As of the start of the 2017 season, Gregorius's career Major League stats were: .262 batting average, 42 home runs and 451 hits with 183 RBI in 1,734 at-bats.
Mariekson is athletic and has excellent body control. He displays excellent footwork at shortstop. He is very fluid in his actions and looks very natural at shortstop.
His glove-work is smooth, far ahead of his bat.
Gregorius has a great arm to go with some natural athleticism and good baseball instincts. He can make any throw, often without having to set his feet.
His arm is rated at 65 or 70 on the 20-80 scouting scale. It is very strong, and his throws are accurate. He also has above-average range.
Didi's hands can be erratic at times. But like his range and arm, all are above-average assets, overall.

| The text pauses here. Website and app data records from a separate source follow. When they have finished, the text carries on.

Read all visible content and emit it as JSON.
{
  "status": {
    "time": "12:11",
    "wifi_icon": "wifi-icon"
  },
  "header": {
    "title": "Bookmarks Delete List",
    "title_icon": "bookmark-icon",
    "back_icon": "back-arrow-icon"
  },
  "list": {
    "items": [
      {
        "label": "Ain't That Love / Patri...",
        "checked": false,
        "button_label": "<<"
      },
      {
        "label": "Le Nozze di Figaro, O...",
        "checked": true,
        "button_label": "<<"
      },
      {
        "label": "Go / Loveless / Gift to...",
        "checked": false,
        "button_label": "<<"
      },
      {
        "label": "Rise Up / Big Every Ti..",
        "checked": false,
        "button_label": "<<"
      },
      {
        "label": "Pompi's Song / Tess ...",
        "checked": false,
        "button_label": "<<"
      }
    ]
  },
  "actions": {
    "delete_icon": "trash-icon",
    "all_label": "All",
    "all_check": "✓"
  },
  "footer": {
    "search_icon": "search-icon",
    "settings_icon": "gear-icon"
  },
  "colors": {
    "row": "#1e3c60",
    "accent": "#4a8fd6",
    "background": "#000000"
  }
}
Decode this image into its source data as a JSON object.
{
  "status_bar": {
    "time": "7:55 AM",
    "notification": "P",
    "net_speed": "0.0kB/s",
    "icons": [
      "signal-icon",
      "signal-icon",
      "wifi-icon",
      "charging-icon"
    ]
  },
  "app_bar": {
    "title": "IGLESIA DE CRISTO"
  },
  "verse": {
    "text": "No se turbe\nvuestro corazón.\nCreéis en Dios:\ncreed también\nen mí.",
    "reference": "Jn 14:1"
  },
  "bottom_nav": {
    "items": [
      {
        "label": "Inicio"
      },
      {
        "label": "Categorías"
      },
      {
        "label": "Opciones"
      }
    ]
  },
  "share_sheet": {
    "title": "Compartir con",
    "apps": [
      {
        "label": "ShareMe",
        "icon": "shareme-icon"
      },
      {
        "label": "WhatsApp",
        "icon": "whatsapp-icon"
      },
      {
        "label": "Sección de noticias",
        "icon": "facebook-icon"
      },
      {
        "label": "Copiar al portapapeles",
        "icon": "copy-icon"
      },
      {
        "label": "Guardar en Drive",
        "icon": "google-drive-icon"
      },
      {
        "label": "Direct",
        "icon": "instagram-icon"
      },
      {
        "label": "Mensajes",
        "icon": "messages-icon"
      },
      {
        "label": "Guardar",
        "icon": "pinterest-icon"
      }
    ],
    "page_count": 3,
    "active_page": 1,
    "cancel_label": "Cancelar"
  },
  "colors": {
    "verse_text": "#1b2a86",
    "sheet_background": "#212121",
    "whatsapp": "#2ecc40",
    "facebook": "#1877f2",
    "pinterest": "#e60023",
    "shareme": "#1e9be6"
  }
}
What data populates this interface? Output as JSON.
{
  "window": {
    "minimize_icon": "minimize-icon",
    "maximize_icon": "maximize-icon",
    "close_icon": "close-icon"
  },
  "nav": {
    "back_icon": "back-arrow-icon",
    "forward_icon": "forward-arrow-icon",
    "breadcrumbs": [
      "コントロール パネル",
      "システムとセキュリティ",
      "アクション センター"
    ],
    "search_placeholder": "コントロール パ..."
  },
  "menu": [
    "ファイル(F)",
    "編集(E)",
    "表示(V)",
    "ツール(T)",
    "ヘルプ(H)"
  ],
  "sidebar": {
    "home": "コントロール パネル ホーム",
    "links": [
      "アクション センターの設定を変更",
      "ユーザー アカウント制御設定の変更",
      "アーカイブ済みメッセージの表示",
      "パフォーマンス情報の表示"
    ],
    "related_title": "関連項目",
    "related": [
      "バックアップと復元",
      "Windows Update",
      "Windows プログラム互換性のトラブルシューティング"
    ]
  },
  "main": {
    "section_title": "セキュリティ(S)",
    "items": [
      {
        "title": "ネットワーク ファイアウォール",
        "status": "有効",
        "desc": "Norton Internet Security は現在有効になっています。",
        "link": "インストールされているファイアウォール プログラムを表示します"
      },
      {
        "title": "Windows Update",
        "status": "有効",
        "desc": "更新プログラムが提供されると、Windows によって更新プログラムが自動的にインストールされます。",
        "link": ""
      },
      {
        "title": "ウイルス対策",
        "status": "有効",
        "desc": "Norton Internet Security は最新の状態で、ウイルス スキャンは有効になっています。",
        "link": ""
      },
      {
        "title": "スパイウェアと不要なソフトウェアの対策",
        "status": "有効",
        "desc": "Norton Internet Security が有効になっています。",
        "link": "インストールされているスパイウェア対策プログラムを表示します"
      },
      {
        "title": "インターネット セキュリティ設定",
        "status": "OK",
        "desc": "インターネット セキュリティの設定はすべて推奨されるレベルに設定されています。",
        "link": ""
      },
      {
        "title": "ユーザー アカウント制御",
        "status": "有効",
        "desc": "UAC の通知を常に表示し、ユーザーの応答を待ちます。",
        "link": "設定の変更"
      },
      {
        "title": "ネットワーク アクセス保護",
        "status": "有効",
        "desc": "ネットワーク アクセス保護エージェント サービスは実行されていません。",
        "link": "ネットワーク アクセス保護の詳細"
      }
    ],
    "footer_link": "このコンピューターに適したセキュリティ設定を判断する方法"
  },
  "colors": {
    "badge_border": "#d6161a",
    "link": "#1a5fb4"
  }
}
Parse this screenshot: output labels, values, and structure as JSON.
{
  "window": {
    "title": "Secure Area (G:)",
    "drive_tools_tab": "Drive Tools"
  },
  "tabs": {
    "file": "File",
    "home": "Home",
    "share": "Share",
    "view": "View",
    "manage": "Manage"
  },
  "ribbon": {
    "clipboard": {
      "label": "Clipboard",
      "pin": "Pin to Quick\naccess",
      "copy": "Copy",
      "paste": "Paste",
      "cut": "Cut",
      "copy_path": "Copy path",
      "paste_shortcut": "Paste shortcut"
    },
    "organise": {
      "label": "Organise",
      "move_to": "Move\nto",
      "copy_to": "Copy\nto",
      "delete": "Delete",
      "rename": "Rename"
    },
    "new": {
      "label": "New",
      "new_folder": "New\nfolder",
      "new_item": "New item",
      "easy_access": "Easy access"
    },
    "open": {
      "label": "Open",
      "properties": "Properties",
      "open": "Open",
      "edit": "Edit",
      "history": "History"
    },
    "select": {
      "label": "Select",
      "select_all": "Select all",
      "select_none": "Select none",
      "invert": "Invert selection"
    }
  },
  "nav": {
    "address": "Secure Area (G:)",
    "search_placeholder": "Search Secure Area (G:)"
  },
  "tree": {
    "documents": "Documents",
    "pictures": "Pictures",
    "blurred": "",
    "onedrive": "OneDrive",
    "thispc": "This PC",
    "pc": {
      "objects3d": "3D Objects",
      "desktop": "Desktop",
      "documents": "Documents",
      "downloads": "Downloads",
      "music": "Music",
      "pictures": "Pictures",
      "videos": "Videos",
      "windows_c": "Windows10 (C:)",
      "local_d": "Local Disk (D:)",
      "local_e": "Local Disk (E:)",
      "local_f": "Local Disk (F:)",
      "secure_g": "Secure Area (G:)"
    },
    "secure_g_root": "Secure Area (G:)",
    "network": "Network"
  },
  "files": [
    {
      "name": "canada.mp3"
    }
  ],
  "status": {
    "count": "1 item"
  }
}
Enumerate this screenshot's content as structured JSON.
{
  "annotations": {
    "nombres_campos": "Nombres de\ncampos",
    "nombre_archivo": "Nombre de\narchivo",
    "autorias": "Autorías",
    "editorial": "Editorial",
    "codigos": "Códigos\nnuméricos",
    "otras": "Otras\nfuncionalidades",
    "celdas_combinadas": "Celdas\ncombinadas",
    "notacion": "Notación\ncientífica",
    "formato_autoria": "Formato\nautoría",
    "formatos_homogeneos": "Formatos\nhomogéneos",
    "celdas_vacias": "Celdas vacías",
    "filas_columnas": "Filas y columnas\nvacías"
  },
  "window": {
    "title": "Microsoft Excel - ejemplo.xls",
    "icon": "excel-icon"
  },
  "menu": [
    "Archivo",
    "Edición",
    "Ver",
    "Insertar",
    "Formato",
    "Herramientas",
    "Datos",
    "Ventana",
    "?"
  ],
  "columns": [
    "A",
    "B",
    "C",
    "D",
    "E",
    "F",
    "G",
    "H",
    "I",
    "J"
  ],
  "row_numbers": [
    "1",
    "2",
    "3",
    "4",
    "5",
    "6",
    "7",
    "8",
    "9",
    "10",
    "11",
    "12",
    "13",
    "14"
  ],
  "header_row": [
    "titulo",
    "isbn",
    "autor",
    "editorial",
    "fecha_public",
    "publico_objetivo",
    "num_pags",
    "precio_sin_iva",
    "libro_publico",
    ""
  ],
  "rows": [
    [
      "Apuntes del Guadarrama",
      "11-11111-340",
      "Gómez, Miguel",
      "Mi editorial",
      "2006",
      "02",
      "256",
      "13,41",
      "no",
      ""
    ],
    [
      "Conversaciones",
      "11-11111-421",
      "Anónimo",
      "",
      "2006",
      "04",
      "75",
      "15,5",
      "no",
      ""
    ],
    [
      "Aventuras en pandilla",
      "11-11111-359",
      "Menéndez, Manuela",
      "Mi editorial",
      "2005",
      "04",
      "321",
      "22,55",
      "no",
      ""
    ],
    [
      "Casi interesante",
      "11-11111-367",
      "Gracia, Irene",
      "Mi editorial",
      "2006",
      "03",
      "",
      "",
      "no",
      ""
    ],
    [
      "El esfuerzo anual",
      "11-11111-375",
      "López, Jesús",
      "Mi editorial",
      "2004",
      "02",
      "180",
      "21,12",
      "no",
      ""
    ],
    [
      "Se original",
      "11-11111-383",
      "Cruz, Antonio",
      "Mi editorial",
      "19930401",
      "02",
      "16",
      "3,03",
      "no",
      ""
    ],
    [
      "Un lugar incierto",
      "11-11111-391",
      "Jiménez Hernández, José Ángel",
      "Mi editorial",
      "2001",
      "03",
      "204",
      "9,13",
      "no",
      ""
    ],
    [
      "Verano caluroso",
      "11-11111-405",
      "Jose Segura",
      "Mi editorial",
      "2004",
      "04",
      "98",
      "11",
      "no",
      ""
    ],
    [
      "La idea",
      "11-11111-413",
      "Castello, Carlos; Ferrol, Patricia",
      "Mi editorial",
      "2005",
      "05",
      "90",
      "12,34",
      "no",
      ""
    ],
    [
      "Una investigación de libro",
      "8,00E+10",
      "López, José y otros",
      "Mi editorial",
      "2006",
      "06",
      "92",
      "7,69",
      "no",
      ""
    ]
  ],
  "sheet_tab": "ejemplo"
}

But he earned best infield arm recognition for two straight seasons in Baseball America's Best Tools surveys—in the low Class A Midwest League in 2010 and the high Class A Carolina League in 2011.
Gregorius showed his stuff by ranging 24.7 feet (mostly away from first base) as tracked by Statcast™ in making a spectacular play to rob Toronto's Kevin Pillar of a hit.
We could give you all of the impressive numbers about what Gregorius did in his first month (April 2015) with the Yanks—despite going the other way and not setting his feet, he still got nearly 72 mph on the throw—but what's important to remember is that a great play like this isn't just about who's making the out. It's also about who's on the other side of it.
Gregorius surely knew that Pillar could run and that he had no time to waste, which is why numbers like a throwing release time of just three-quarters of a second are important. Seconds matter, on plays like these. Sometimes fractions of a second do, too. (Petriello - mlb.com - 5/6/15)
It'd be easy to start off by saying that Didi has had a rough go of it trying to replace Derek Jeter as the Yankees' shortstop, but it's unfair to suggest that's actually what he's doing. No one could replace the legendary Jeter on or off the field. Gregorius's task is simply to prove that he's more than just a twice-traded 25-year-old who has yet to play a full season in the big leagues.
While it has indeed been a poor start of the 2015 season with the bat, offense isn't Gregorius' only job. With all due respect to the decorated and departed Jeter, shortstop defense had become a considerable problem for the Yankees in recent years. From 2012-14, Yankee shortstops finished last in every advanced defensive metric, even with Jeter missing much of 2013. Gregorius, on the other hand, had shown flashes of stardom but had generally ranked as about average, which is more impressive than it sounds. (If you're average, that means you're better than half the population.) In other words, "average" is an upgrade for the Yankees in terms of defense at shortstop.
- Didi runs well, but is not very aggressive on the bases. He doesn't have a knack for stealing bases, yet. (Spring 2013)
- From the left side of the plate to first base, Gregorius consistently clocks in at 4.06-seconds. So he has average, or a bit better, speed.
- He is learning to read pitchers better so that he can steal some bases.
January 2013: Gregorious began feeling discomfort in his right elbow while working out. It was a slight ligament issue.
- March 30-April 16, 2013: Didi began the season on the D.L. with a right elbow strain.
April 27-May 4, 2013: Gregorious was on the 7-day concussion D.L. with the D-Backs.
March 21-April 28, 2017: Didi was sidelined for six weeks with a sore right arm (with a strained subscapularis muscle in his throwing shoulder).
Gregorius was hurt while turning a double play for the Netherlands in an exhibition game against Arizona in preparation for the World Baseball Classic semifinals. He returned to the Yankees' spring camp.
''It just happened on one play,'' Gregorius said. ''It was just a regular throw and it happened.''